The dreams of the children of life
The dreams of the children of life
danced into new realms inspiring awakening seeing
as if for the first time.
New visions manifested it was as if we were in the future
remembering the silence that became the earth for a moment
and from the silence was born a song that filled the universe like
liquid laughter erupting from the depths of the children of life
and with the first rays of the dawn the children laughed and the earth
danced like the wind… the wings that grew unnoticed in their sleep
“The eye loves repetition, but does not want to be bored. It likes familiarity, but needs surprises.” (Edith Bergstrom)
“The artist is the only one who knows that the world is a subjective creation, that there is a choice to be made, a selection of elements.” (Anais Nin)
“After the first brush-stroke, the canvas assumes a life of its own; at this point, you become both governor and spectator to your own event.” (Anonymous)
“I was totally absorbed. I was in another world, or another dimension; all sense of time evaporated.” (H.R.H. Prince Charles)
“A painting is an artificial work existing outside nature and it requires as much cunning as the perpetration of a crime.” (Edgar Degas)
“A painting is never finished – it simply stops in interesting places.” (Paul Gardner)
“To paint is to know how to put nothing on the canvas, and have it look like something when you stand back.” (Robert Henri)
“He who deliberates and moves the brush intent on making a picture, misses… the art of painting, while he who cogitates and moves the brush without such intentions reaches the art of painting. His hands will not get stiff; his heart will not grow cold; without knowing how, he accomplishes it.” (Chang Yen-Yuan)
The above quotes are from The Resource of Art Quotations.
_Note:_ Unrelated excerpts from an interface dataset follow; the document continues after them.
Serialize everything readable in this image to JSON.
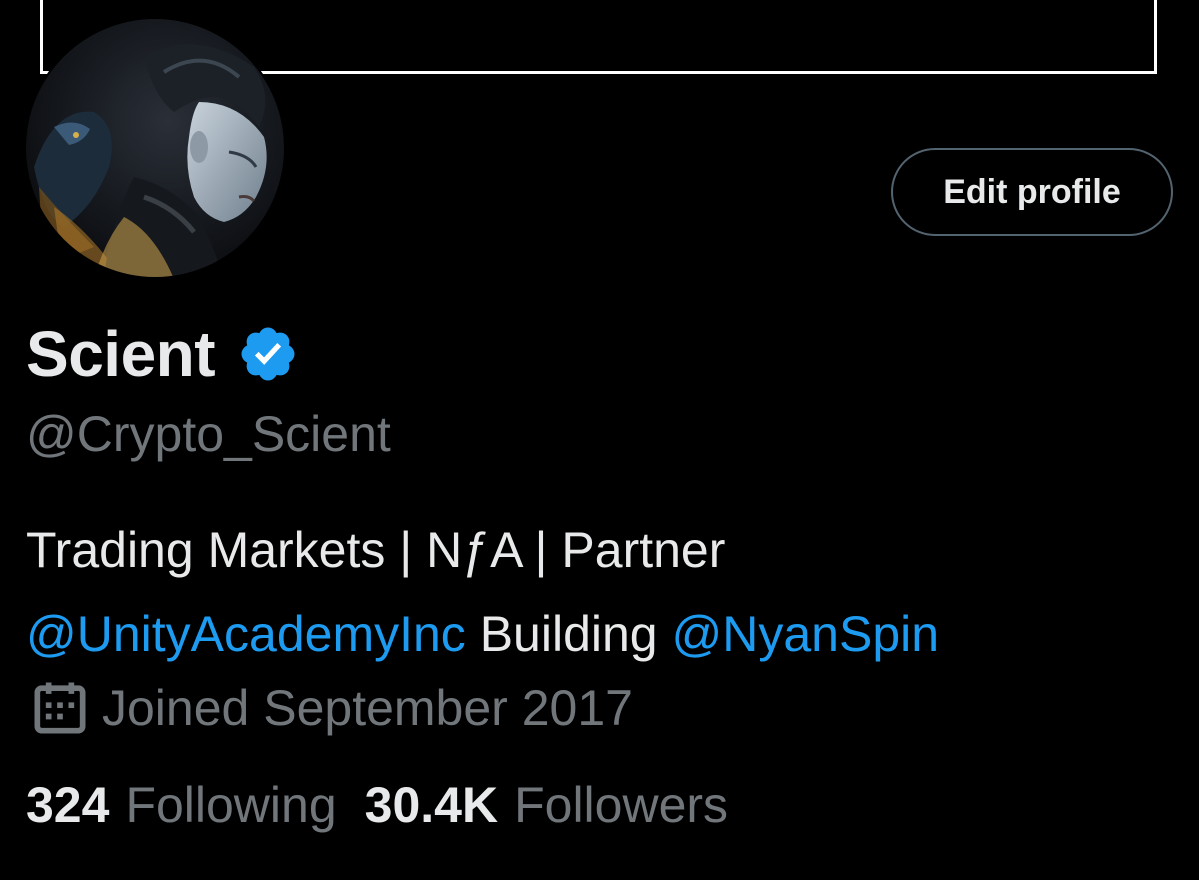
{
  "profile": {
    "display_name": "Scient",
    "handle": "@Crypto_Scient",
    "verified": true,
    "edit_button_label": "Edit profile",
    "bio": {
      "line1": "Trading Markets | NƒA | Partner",
      "mention1": "@UnityAcademyInc",
      "middle_text": " Building ",
      "mention2": "@NyanSpin"
    },
    "joined": "Joined September 2017",
    "following_count": "324",
    "following_label": "Following",
    "followers_count": "30.4K",
    "followers_label": "Followers"
  },
  "icons": {
    "verified_badge": "verified-badge-icon",
    "calendar": "calendar-icon"
  },
  "colors": {
    "background": "#000000",
    "text_primary": "#e7e9ea",
    "text_secondary": "#71767b",
    "link": "#1d9bf0",
    "button_border": "#536471",
    "verified_blue": "#1d9bf0"
  }
}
This valuable resource is the largest of its kind anywhere — in books or on the Internet.
You may be interested to know that artists from every state in the USA, every province in Canada, and at least 100 countries worldwide have visited these pages since January 1, 2002.
That includes Kate Lenkowsky who writes, “I am about to do some fabric painting ala Mickey Lawler and her Skyedyes.”